Apparently, as of issue #1 of the new Catwoman comic, that policy is now flushed with the rest of the post-Crisis refuse. Depending on where you work, this picture may not be worksafe, so I’ll just say this for those who fear to click through:
1) The title of the issue is “Most of the costumes stay on” and if you think the rest of that sentence is “when we fuck” you’d be right
2) Oh THAT’S what they meant by “practical.”
Now that they put it that way, yeah, a costume that zips up the front definitely IS more practical.
(The goggles, however, still have to go.)
Okay, seriously, is this the big turnaround for DC Comics? I don’t know. I’m one of the readers they lost, remember? I haven’t been inside a comic shop for more than 4 years. So I’m really not in a position to judge if any of this is real or if it’s another cheap stunt: a mean-spirited attempt to lure back fans so they can punch them in the stomach one last time.
I will say this to both sides, both DC and the ex-readers like myself:
Ex-readers, we need to be patient. The DCU took 25 years to break, the dysfunction took a quarter of a century to create, it can’t be fixed in 3 months.

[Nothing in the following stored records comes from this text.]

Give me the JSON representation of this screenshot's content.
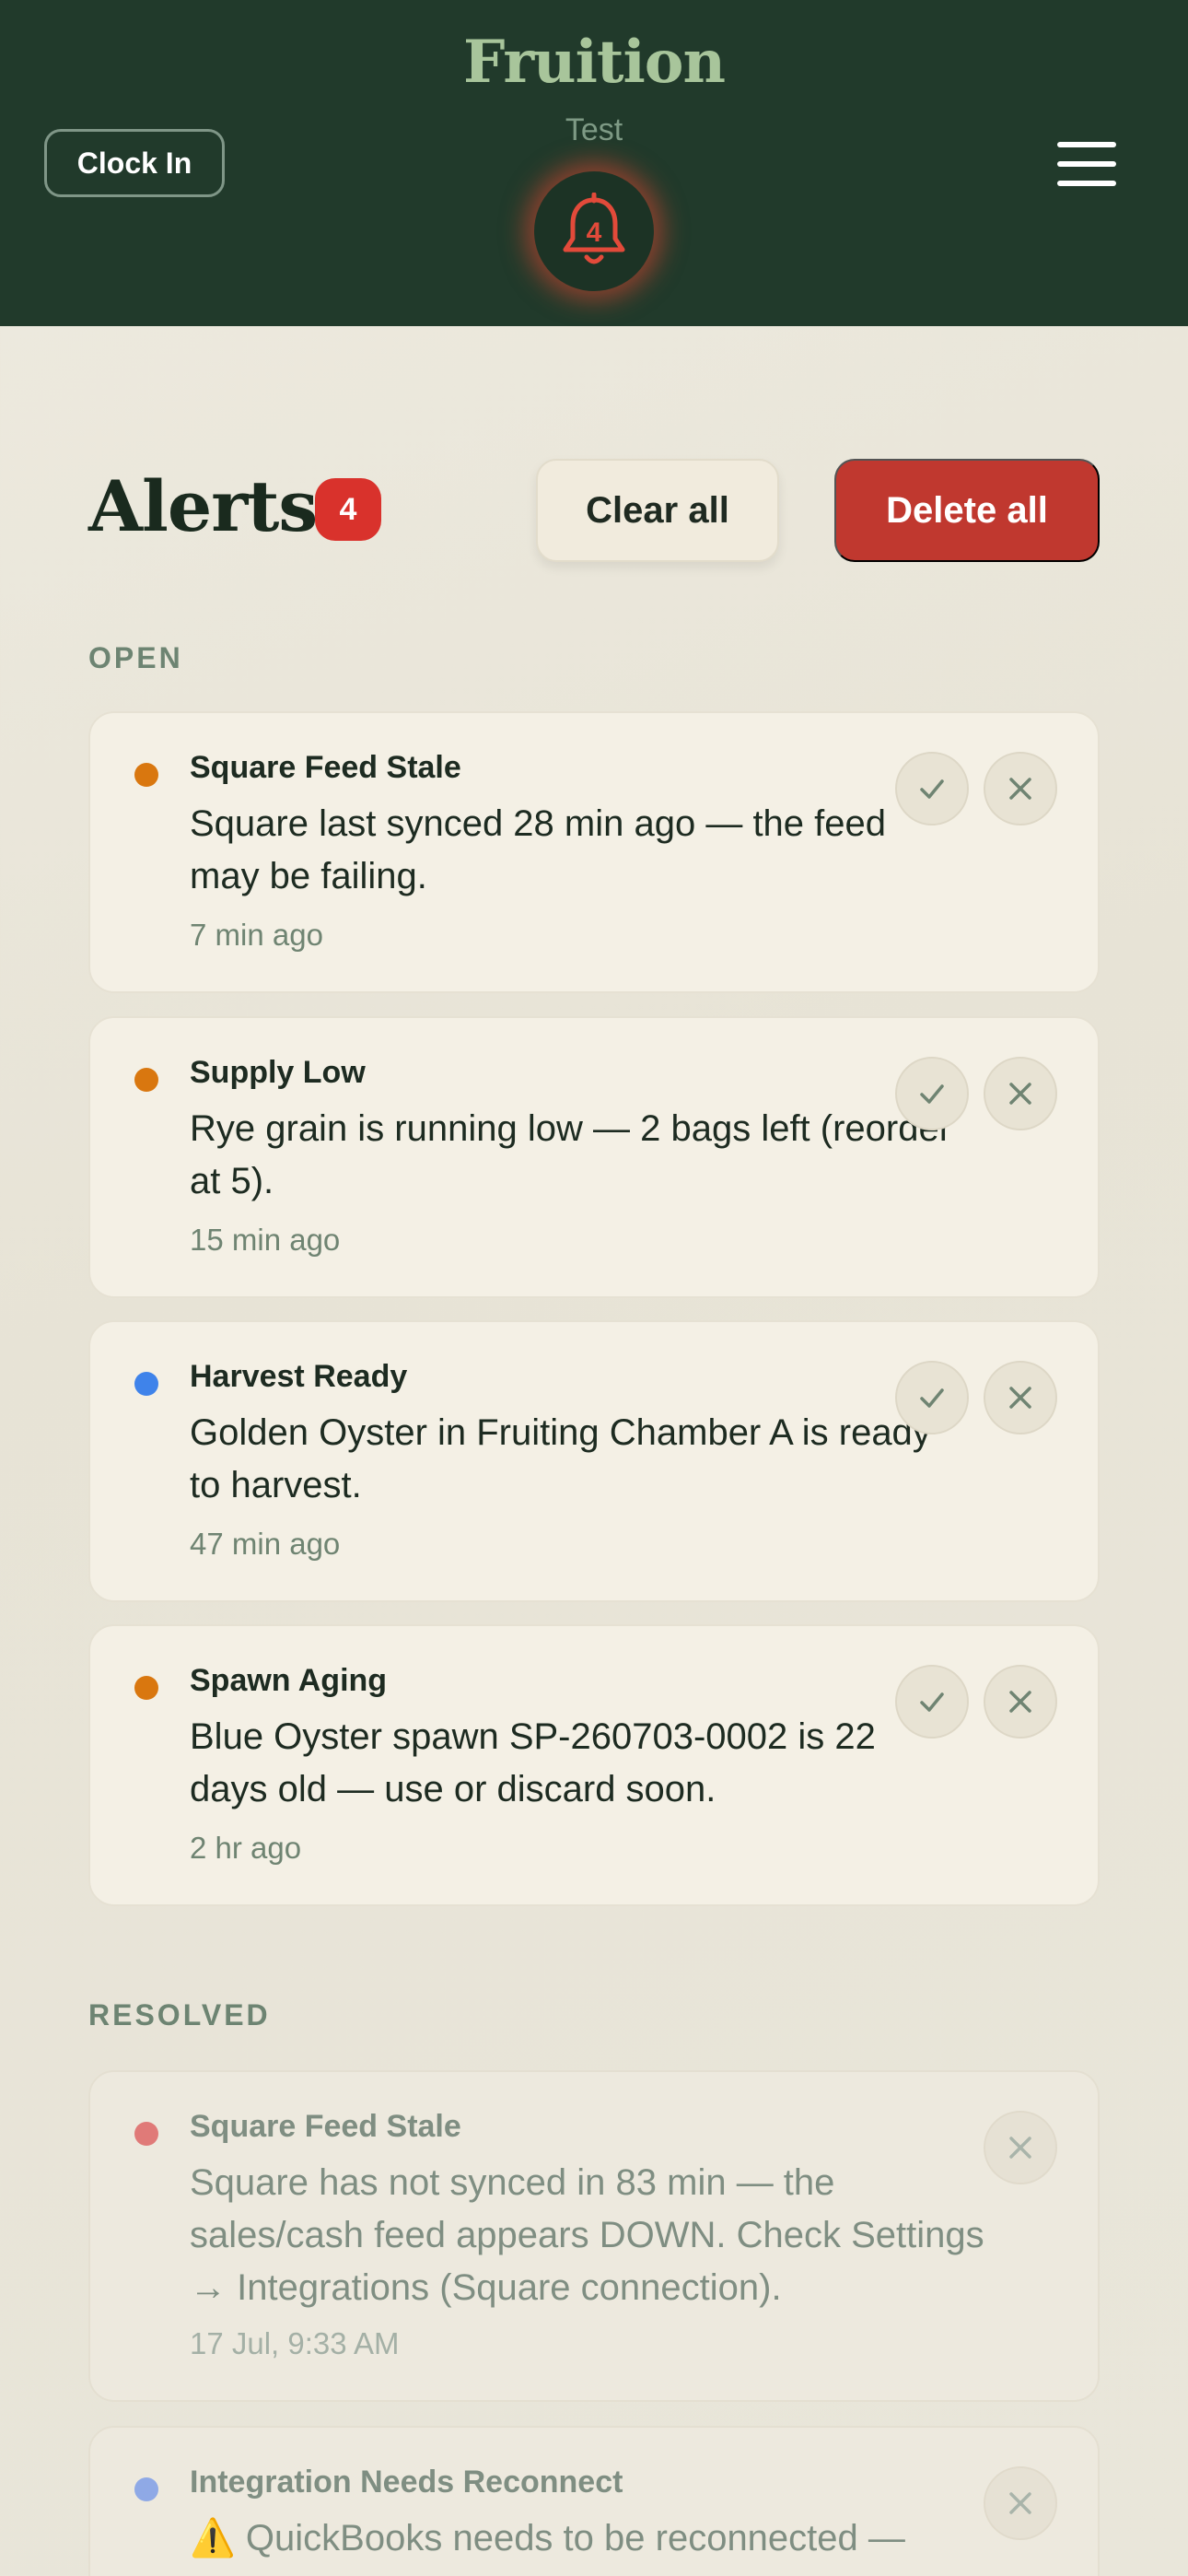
{
  "header": {
    "brand": "Fruition",
    "tenant": "Test",
    "clock_in_label": "Clock In",
    "bell_count": "4",
    "bell_color": "#e24a3a",
    "menu_icon": "hamburger-menu-icon"
  },
  "page": {
    "title": "Alerts",
    "count": "4",
    "clear_all_label": "Clear all",
    "delete_all_label": "Delete all"
  },
  "colors": {
    "header_bg": "#213a2b",
    "brand": "#a8c59b",
    "danger": "#c0382f",
    "warning_dot": "#d9770f",
    "info_dot": "#3f83ea",
    "resolved_warning_dot": "#e07a78",
    "resolved_info_dot": "#8fa9e6"
  },
  "sections": {
    "open_label": "OPEN",
    "resolved_label": "RESOLVED"
  },
  "open_alerts": [
    {
      "title": "Square Feed Stale",
      "message": "Square last synced 28 min ago — the feed may be failing.",
      "time": "7 min ago",
      "severity": "warning"
    },
    {
      "title": "Supply Low",
      "message": "Rye grain is running low — 2 bags left (reorder at 5).",
      "time": "15 min ago",
      "severity": "warning"
    },
    {
      "title": "Harvest Ready",
      "message": "Golden Oyster in Fruiting Chamber A is ready to harvest.",
      "time": "47 min ago",
      "severity": "info"
    },
    {
      "title": "Spawn Aging",
      "message": "Blue Oyster spawn SP-260703-0002 is 22 days old — use or discard soon.",
      "time": "2 hr ago",
      "severity": "warning"
    }
  ],
  "resolved_alerts": [
    {
      "title": "Square Feed Stale",
      "message": "Square has not synced in 83 min — the sales/cash feed appears DOWN. Check Settings → Integrations (Square connection).",
      "time": "17 Jul, 9:33 AM",
      "severity": "critical"
    },
    {
      "title": "Integration Needs Reconnect",
      "message": "⚠️ QuickBooks needs to be reconnected —",
      "severity": "info"
    }
  ]
}
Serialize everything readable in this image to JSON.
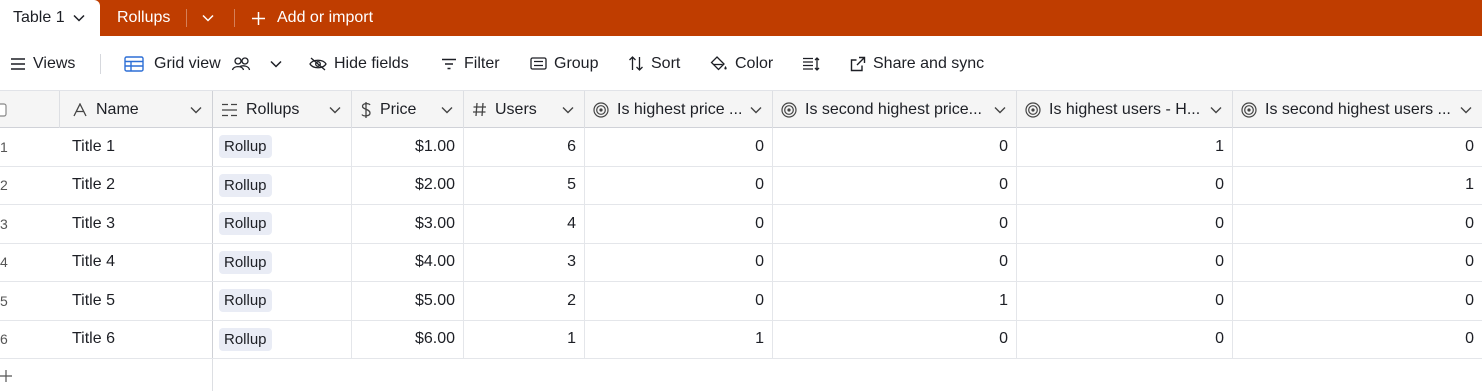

DC, see above. It took 25 years to break – not just the FUBAR of your universe but the trust of ex-readers like me. You’re not going to fix that in 3 months either.
One of my readers who knows I’m a huge Aaron Sorkin fan sent me this, framing “The New 52” in the spirit of Studio 60.
And that’s a great quote, but there’s a different line from that same pilot episode that came to mind for me:
“I have no reason to trust you and every reason not to.”
I know it sounds ominous, but it’s not. Not really. Trust is earned, and what’s broken can be fixed, and heroes press on even when it gets hard…
Hey, Winnick, psst. <insert sexy double entendre here if you dare>.